People are always asking what the “hot” collectible item is at the moment. This question's answer can shift almost daily. Collecting is in itself up to each person’s own taste. Over the years many items have become hot for a few weeks, few months, even a few years. Sometimes things become popular due to their age. I subscribe to the "Mountains and Valleys" theory of collecting. I apply this theory generally to the toy collecting field but it could also be applied to other collecting fields. This theory is simply based on common sense. When an item is first sold, it is at the high point of the value of the item. After it is sold, it plummets in value either from removal from it’s original packaging (which is a whole other topic for later discussion), or simply because it becomes used, played with, or displayed. As the years go by, the value continues in a downward spiral, the speed of the fall based on several factors, including how much wear or abuse the item gets, lack of popularity, and if the original packaging is still available. Eventually the value of an item bottoms out and the price stays about the same. Depending on how popular the item was at the time of initial sale, or what event, person, or place it is based on, will determine once again how fast the value may begin to climb. Back in the mid 1980’s. the Star Wars Craze had subsided, and Star Wars toys and items could be picked up generally for very little investment. Many toys still were on the store shelves at huge discounted prices. Wholesalers were shunning any new items offered and the overstocks and unsold products were being dumped on the closeout markets. Savvy investors began acquiring these caches and putting them away. A few short years later, new Star Wars related cartoons and movies were put in the front of the public, and the popularity of the shows began a new fuel for the collector’s fires. These old stock items began rising in price, especially mint in packages and the items that were difficult to locate back when they were first introduced. Boxed Star Wars dolls, such as Bobba Fett, Luke Skywalker, Darth Vader, Chewbacca, and Princess Leia began escalating at a breathtaking pace. Dolls that had sold just a few years before at closeout prices suddenly were bringing one hundred, two hundred, or more depending on the character and the condition of the packaging. As the craze continued, the boxed items began petering out and collectors began paying huge sums fot the loose out of package dolls, toys, and items. Demand was high and the supply was somewhat limited. Dealers were scouring garage and yard sales, estates, auctions, flea markets and shows to pick up that one item to sell for a big profit. Then the fire began to cool and the prices started to level off again. Economic news dampened the collector’s ardor, and then reality set in, people had no money to buy those cute toys anymore. Thus we have a mountain (higher price), a valley (lower price), a mountain (higher price), and finally a valley once again. These highs and lows are regulated according to many different factors as I have pointed out, and there are many other things that can shake the markets up. I have always subscribed to the mantra: buy things I like, I want, and I keep, and the price becomes secondary to entire equation.
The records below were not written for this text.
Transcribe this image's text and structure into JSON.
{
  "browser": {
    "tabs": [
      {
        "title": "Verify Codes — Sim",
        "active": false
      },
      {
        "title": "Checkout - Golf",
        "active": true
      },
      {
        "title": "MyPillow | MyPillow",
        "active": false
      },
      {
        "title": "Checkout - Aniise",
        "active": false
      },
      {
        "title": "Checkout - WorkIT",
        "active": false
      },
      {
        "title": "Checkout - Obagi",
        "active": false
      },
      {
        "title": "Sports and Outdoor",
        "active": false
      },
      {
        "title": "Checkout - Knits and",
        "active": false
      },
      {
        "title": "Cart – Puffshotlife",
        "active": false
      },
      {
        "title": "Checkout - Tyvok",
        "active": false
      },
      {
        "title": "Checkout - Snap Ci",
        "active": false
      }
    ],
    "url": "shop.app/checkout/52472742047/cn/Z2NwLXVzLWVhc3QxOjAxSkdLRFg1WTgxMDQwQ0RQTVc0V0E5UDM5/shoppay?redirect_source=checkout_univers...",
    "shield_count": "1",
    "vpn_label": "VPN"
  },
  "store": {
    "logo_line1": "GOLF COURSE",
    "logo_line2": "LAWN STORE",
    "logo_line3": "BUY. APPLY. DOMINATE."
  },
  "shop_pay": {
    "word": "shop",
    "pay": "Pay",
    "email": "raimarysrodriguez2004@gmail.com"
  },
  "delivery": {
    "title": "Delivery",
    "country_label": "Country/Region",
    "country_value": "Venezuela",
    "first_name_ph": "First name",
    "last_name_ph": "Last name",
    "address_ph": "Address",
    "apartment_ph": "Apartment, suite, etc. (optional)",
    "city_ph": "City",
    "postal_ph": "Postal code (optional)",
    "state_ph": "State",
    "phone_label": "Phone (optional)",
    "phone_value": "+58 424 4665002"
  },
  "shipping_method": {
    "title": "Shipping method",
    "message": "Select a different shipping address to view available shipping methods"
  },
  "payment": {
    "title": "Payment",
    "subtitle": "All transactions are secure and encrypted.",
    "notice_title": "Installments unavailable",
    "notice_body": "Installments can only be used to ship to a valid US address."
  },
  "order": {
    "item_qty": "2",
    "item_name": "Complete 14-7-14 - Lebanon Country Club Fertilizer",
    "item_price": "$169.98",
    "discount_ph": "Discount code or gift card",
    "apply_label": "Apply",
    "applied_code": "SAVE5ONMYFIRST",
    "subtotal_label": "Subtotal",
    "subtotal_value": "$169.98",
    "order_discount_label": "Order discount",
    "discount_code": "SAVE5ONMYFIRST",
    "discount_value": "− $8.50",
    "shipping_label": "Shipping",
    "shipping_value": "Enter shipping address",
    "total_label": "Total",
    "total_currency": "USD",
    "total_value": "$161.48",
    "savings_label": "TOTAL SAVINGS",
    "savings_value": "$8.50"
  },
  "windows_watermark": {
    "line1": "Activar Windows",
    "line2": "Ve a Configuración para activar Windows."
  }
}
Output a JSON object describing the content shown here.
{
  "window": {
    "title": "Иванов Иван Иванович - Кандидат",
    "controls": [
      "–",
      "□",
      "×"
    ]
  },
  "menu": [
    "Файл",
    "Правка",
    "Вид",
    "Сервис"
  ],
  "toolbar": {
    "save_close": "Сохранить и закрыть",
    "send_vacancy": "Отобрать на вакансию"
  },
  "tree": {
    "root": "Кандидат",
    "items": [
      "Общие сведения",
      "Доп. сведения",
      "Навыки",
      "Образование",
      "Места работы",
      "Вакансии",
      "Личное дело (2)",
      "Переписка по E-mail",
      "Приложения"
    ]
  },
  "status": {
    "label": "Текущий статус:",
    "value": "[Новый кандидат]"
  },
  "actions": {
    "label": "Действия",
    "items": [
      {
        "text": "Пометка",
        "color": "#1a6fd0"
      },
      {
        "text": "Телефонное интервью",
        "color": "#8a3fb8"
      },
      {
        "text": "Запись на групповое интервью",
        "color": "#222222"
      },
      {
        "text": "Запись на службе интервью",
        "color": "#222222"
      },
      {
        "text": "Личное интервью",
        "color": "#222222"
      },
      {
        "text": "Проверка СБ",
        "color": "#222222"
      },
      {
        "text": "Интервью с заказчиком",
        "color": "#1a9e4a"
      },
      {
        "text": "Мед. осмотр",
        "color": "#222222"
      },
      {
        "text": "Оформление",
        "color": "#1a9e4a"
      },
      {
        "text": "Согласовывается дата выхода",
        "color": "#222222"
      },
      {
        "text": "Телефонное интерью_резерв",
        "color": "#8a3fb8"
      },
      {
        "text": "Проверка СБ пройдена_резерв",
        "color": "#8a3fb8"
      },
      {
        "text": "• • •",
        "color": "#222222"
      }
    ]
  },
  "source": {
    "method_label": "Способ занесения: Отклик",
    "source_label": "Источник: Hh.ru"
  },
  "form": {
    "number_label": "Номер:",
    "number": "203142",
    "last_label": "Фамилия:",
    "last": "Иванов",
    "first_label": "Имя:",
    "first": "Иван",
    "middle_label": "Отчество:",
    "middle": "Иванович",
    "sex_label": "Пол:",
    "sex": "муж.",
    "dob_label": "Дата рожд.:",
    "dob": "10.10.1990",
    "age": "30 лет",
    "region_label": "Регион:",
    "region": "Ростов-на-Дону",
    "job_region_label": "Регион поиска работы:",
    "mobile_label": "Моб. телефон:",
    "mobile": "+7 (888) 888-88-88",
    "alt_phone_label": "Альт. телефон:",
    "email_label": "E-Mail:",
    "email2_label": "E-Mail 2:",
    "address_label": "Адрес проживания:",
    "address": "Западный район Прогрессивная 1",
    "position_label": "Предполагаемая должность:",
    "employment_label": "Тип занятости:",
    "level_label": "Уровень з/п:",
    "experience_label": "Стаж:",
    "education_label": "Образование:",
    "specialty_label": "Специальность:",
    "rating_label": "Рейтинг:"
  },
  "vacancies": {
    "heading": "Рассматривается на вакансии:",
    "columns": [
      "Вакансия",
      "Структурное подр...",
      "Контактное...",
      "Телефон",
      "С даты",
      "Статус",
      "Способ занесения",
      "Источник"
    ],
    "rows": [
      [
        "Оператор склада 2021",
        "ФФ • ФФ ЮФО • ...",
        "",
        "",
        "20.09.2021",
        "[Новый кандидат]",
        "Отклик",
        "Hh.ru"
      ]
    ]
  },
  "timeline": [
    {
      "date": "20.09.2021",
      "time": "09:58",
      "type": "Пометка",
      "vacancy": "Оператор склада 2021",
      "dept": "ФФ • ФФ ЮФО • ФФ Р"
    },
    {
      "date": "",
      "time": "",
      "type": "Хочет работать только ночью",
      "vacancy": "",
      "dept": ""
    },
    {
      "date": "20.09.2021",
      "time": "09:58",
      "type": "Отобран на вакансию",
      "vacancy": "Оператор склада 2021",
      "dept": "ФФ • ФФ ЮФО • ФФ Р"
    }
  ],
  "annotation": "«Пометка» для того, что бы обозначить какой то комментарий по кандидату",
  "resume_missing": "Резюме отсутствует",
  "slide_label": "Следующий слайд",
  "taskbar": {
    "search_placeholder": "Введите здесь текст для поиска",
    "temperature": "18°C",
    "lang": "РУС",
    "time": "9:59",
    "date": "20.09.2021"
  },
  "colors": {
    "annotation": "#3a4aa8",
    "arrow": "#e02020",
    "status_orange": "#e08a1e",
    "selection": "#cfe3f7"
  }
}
The previous thoughts can be applied to almost any kind of collectible. The hot item of today could very well be the dog of tomorrow. Stop worrying about what is “hot” and concentrate more on what you personally like, and you will not go wrong.
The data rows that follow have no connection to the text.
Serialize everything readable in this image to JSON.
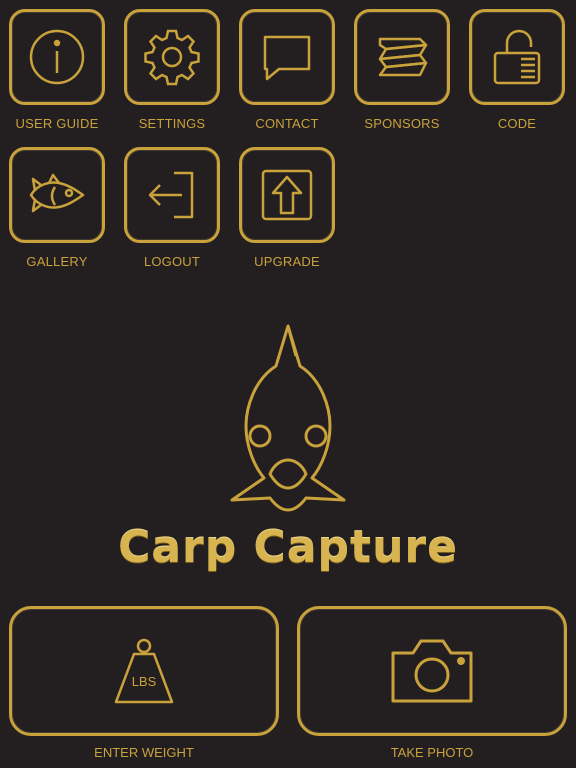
{
  "menu": {
    "items": [
      {
        "id": "user-guide",
        "label": "USER GUIDE"
      },
      {
        "id": "settings",
        "label": "SETTINGS"
      },
      {
        "id": "contact",
        "label": "CONTACT"
      },
      {
        "id": "sponsors",
        "label": "SPONSORS"
      },
      {
        "id": "code",
        "label": "CODE"
      },
      {
        "id": "gallery",
        "label": "GALLERY"
      },
      {
        "id": "logout",
        "label": "LOGOUT"
      },
      {
        "id": "upgrade",
        "label": "UPGRADE"
      }
    ]
  },
  "brand": {
    "title": "Carp Capture"
  },
  "actions": {
    "enter_weight": {
      "label": "ENTER WEIGHT",
      "badge": "LBS"
    },
    "take_photo": {
      "label": "TAKE PHOTO"
    }
  },
  "colors": {
    "background": "#231f20",
    "gold": "#c9a23c"
  }
}
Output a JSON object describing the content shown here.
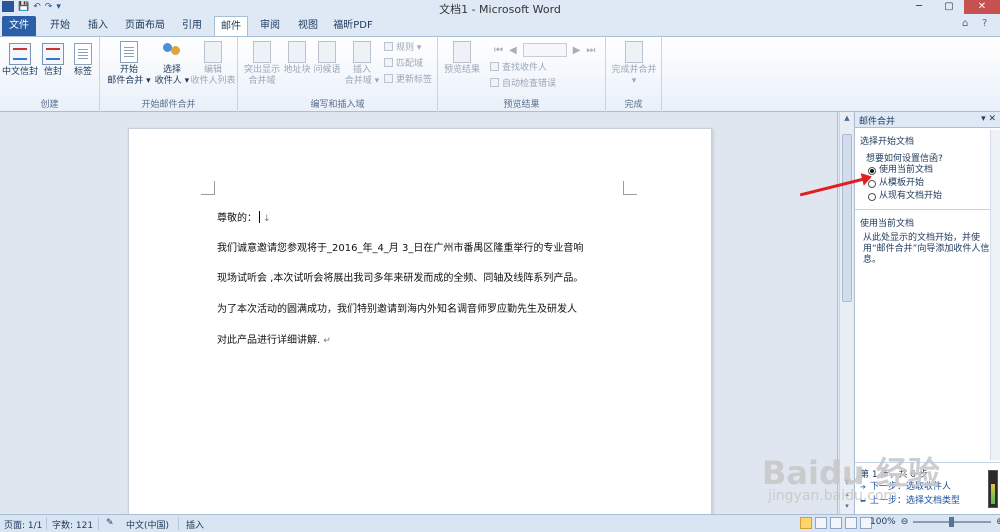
{
  "window": {
    "title": "文档1 - Microsoft Word",
    "qat_items": [
      "W",
      "💾",
      "↶",
      "↷",
      "▾"
    ]
  },
  "tabs": [
    {
      "label": "文件"
    },
    {
      "label": "开始"
    },
    {
      "label": "插入"
    },
    {
      "label": "页面布局"
    },
    {
      "label": "引用"
    },
    {
      "label": "邮件"
    },
    {
      "label": "审阅"
    },
    {
      "label": "视图"
    },
    {
      "label": "福昕PDF"
    }
  ],
  "ribbon": {
    "groups": {
      "create": "创建",
      "start_merge": "开始邮件合并",
      "write_insert": "编写和插入域",
      "preview": "预览结果",
      "finish": "完成"
    },
    "buttons": {
      "cn_envelope": "中文信封",
      "envelope": "信封",
      "label": "标签",
      "start_merge_1": "开始",
      "start_merge_2": "邮件合并 ▾",
      "select_recipients_1": "选择",
      "select_recipients_2": "收件人 ▾",
      "edit_recipients_1": "编辑",
      "edit_recipients_2": "收件人列表",
      "highlight_fields_1": "突出显示",
      "highlight_fields_2": "合并域",
      "address_block": "地址块",
      "greeting": "问候语",
      "insert_field_1": "插入",
      "insert_field_2": "合并域 ▾",
      "rules": "规则 ▾",
      "match_fields": "匹配域",
      "update_labels": "更新标签",
      "preview_results": "预览结果",
      "find_recipient": "查找收件人",
      "auto_check": "自动检查错误",
      "finish_merge_1": "完成并合并",
      "finish_merge_2": "▾"
    }
  },
  "document": {
    "lines": [
      "尊敬的：",
      "我们诚意邀请您参观将于_2016_年_4_月 3_日在广州市番禺区隆重举行的专业音响",
      "现场试听会 ,本次试听会将展出我司多年来研发而成的全频、同轴及线阵系列产品。",
      "为了本次活动的圆满成功，我们特别邀请到海内外知名调音师罗应勤先生及研发人",
      "对此产品进行详细讲解."
    ],
    "para_mark_down": "↓",
    "para_mark": "↵"
  },
  "pane": {
    "title": "邮件合并",
    "controls": "▾  ✕",
    "section1_title": "选择开始文档",
    "question": "想要如何设置信函?",
    "options": [
      "使用当前文档",
      "从模板开始",
      "从现有文档开始"
    ],
    "section2_title": "使用当前文档",
    "section2_desc": "从此处显示的文档开始，并使用“邮件合并”向导添加收件人信息。",
    "step_label": "第 1 步，共 6 步",
    "next_link": "下一步：选取收件人",
    "prev_link": "上一步：选择文档类型"
  },
  "status": {
    "page": "页面: 1/1",
    "words": "字数: 121",
    "language": "中文(中国)",
    "mode": "插入",
    "zoom": "100%",
    "zoom_minus": "⊖",
    "zoom_plus": "⊕"
  },
  "watermark": {
    "brand": "Baidu 经验",
    "url": "jingyan.baidu.com"
  }
}
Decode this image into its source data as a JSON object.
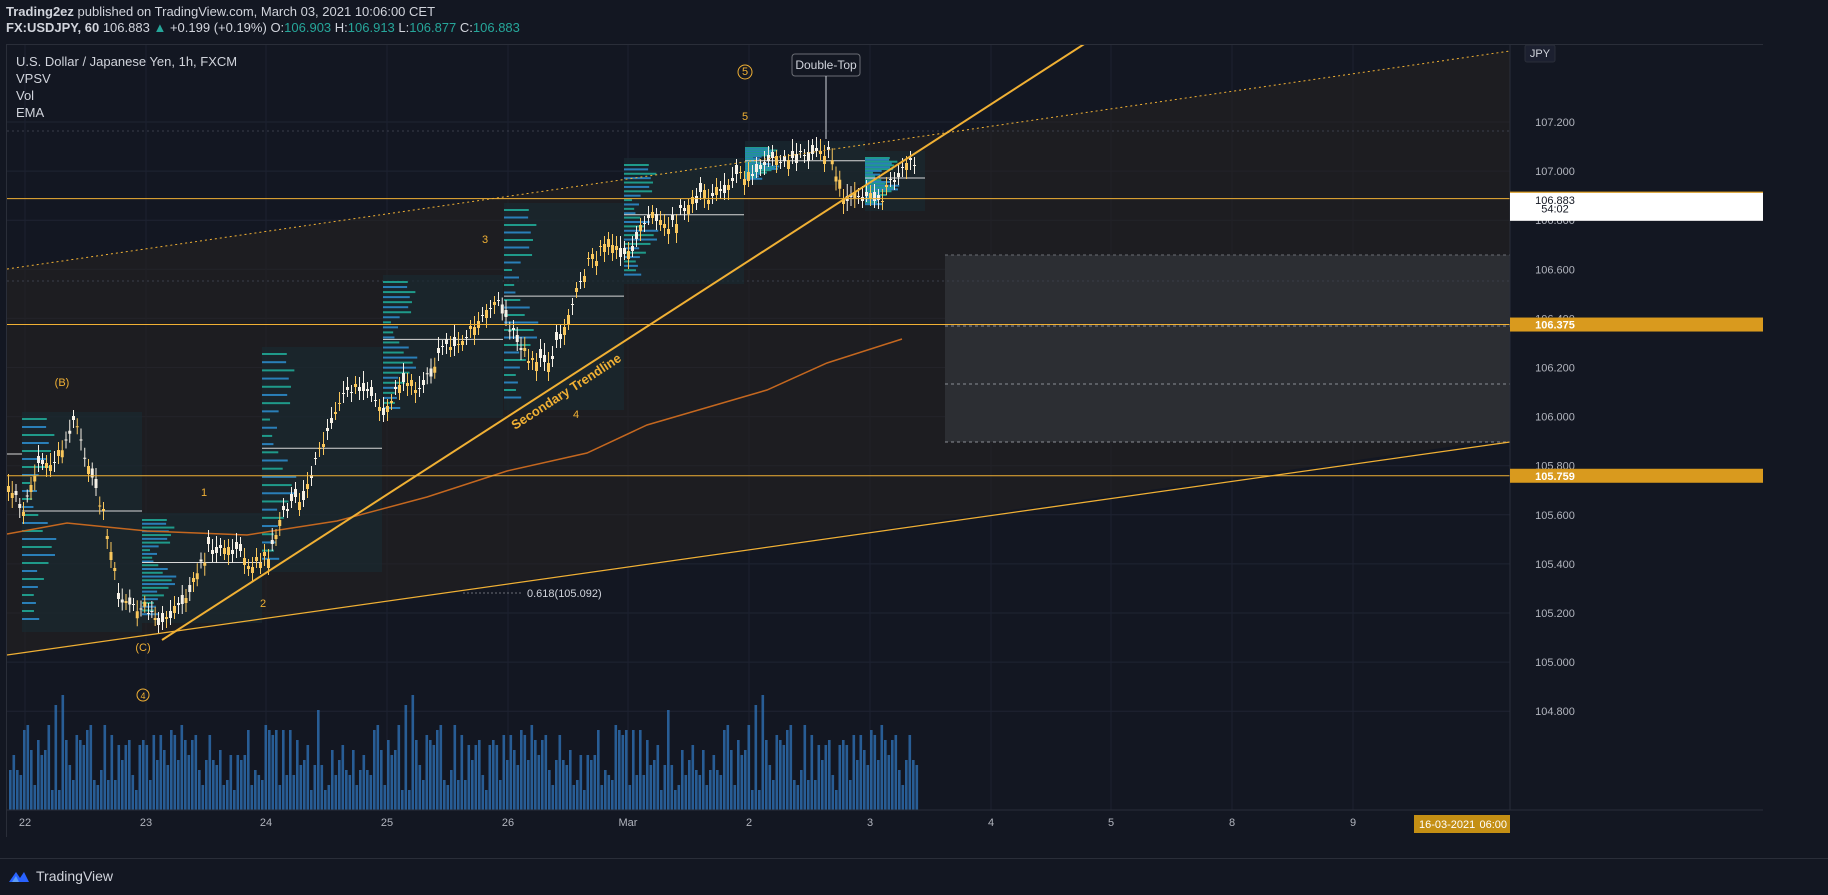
{
  "header": {
    "publisher": "Trading2ez",
    "published_text": "published on TradingView.com, March 03, 2021 10:06:00 CET",
    "symbol": "FX:USDJPY, 60",
    "last": "106.883",
    "arrow": "▲",
    "change": "+0.199 (+0.19%)",
    "o_label": "O:",
    "o_value": "106.903",
    "h_label": "H:",
    "h_value": "106.913",
    "l_label": "L:",
    "l_value": "106.877",
    "c_label": "C:",
    "c_value": "106.883"
  },
  "legend": {
    "title": "U.S. Dollar / Japanese Yen, 1h, FXCM",
    "indicators": [
      "VPSV",
      "Vol",
      "EMA"
    ]
  },
  "currency_button": "JPY",
  "price_axis": {
    "ticks": [
      "107.200",
      "107.000",
      "106.800",
      "106.600",
      "106.400",
      "106.200",
      "106.000",
      "105.800",
      "105.600",
      "105.400",
      "105.200",
      "105.000",
      "104.800"
    ],
    "labels": [
      {
        "text": "106.888",
        "price": 106.888,
        "kind": "level"
      },
      {
        "text": "106.883",
        "price": 106.883,
        "kind": "last"
      },
      {
        "text": "54:02",
        "price": 106.848,
        "kind": "countdown"
      },
      {
        "text": "106.375",
        "price": 106.375,
        "kind": "level"
      },
      {
        "text": "105.759",
        "price": 105.759,
        "kind": "level"
      }
    ]
  },
  "time_axis": {
    "ticks": [
      "22",
      "23",
      "24",
      "25",
      "26",
      "Mar",
      "2",
      "3",
      "4",
      "5",
      "8",
      "9"
    ],
    "cursor_label": "16-03-2021",
    "cursor_time": "06:00"
  },
  "annotations": {
    "double_top": "Double-Top",
    "trendline_label": "Secondary Trendline",
    "fib_label": "0.618(105.092)",
    "waves": [
      "(B)",
      "(C)",
      "1",
      "2",
      "3",
      "4",
      "5",
      "5",
      "4"
    ]
  },
  "footer": {
    "brand": "TradingView"
  },
  "colors": {
    "background": "#131722",
    "accent": "#f0b034",
    "bull": "#f9c75c",
    "volume": "#2e6fb3",
    "ema": "#c4671f"
  },
  "chart_data": {
    "type": "candlestick",
    "title": "U.S. Dollar / Japanese Yen, 1h, FXCM",
    "y_range": [
      104.62,
      107.35
    ],
    "price_levels": [
      106.888,
      106.375,
      105.759
    ],
    "series": [
      {
        "name": "USDJPY close (approx.)",
        "points": [
          [
            "22",
            105.55
          ],
          [
            "22",
            105.72
          ],
          [
            "22",
            105.8
          ],
          [
            "23",
            105.05
          ],
          [
            "23",
            104.98
          ],
          [
            "23",
            105.3
          ],
          [
            "24",
            105.3
          ],
          [
            "24",
            105.55
          ],
          [
            "24",
            105.95
          ],
          [
            "25",
            105.85
          ],
          [
            "25",
            106.05
          ],
          [
            "25",
            106.15
          ],
          [
            "26",
            106.25
          ],
          [
            "26",
            106.0
          ],
          [
            "26",
            106.4
          ],
          [
            "Mar",
            106.55
          ],
          [
            "Mar",
            106.7
          ],
          [
            "2",
            106.8
          ],
          [
            "2",
            106.92
          ],
          [
            "3",
            106.75
          ],
          [
            "3",
            106.85
          ],
          [
            "3",
            106.883
          ]
        ]
      },
      {
        "name": "EMA",
        "points": [
          [
            "22",
            105.37
          ],
          [
            "23",
            105.38
          ],
          [
            "24",
            105.35
          ],
          [
            "25",
            105.45
          ],
          [
            "26",
            105.65
          ],
          [
            "Mar",
            105.8
          ],
          [
            "2",
            106.0
          ],
          [
            "3",
            106.15
          ]
        ]
      }
    ]
  }
}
There are a large number of ways to find that special collectible item. One of the best ways is to peruse your local papers for auctions, yard sales, garage sales, and shows. When deciding to go to sales, remember that the early bird truly gets the worm. If possible find out when the sale starts, and be there when they open it up. Most of the best items are sold within the first hour of a yard or garage sale. Getting to auctions early is also beneficial. You will be able to park closer to the sale, and thus save yourself some steps when bringing items you get back to your vehicles. Another benefit for early arrival to an auction is that you have plenty of time to look over all of the items selling , noting any damage, missing parts, or incorrectly labeled items. You can then decide how much the item is worth to you and establish what you want to bid up to for an item. It is best to write down the items you want, how much you are willing to pay, and then when it comes time to bid stick with your maximum bid. Do not get carried away and bid once more because you think the other bidders are done. This is one of the biggest mistakes at auctions, is regretting yourself because you over bid. Sometimes auctions will include family members who will bid up an item either to get a better end price, or simply because it holds a dear memory that is more important than the cost of the item. At garage and yard sales look over all your purchases before you buy! Generally these kind of sales, every item is sold as is, no refunds of any kind. Sometimes you will find a seller who is less than completely honest, and will hide a crack or chip under a price tag, or place damaged items in darkened areas of the sale to make it harder to see the flaws. Again buyer beware! Most people are generally honest and if they think of it, will point out flaws to the buyer, but some either forget, do not know, or simply want it sold. I will be posting other tips on buying things in the near future, Happy Hunting!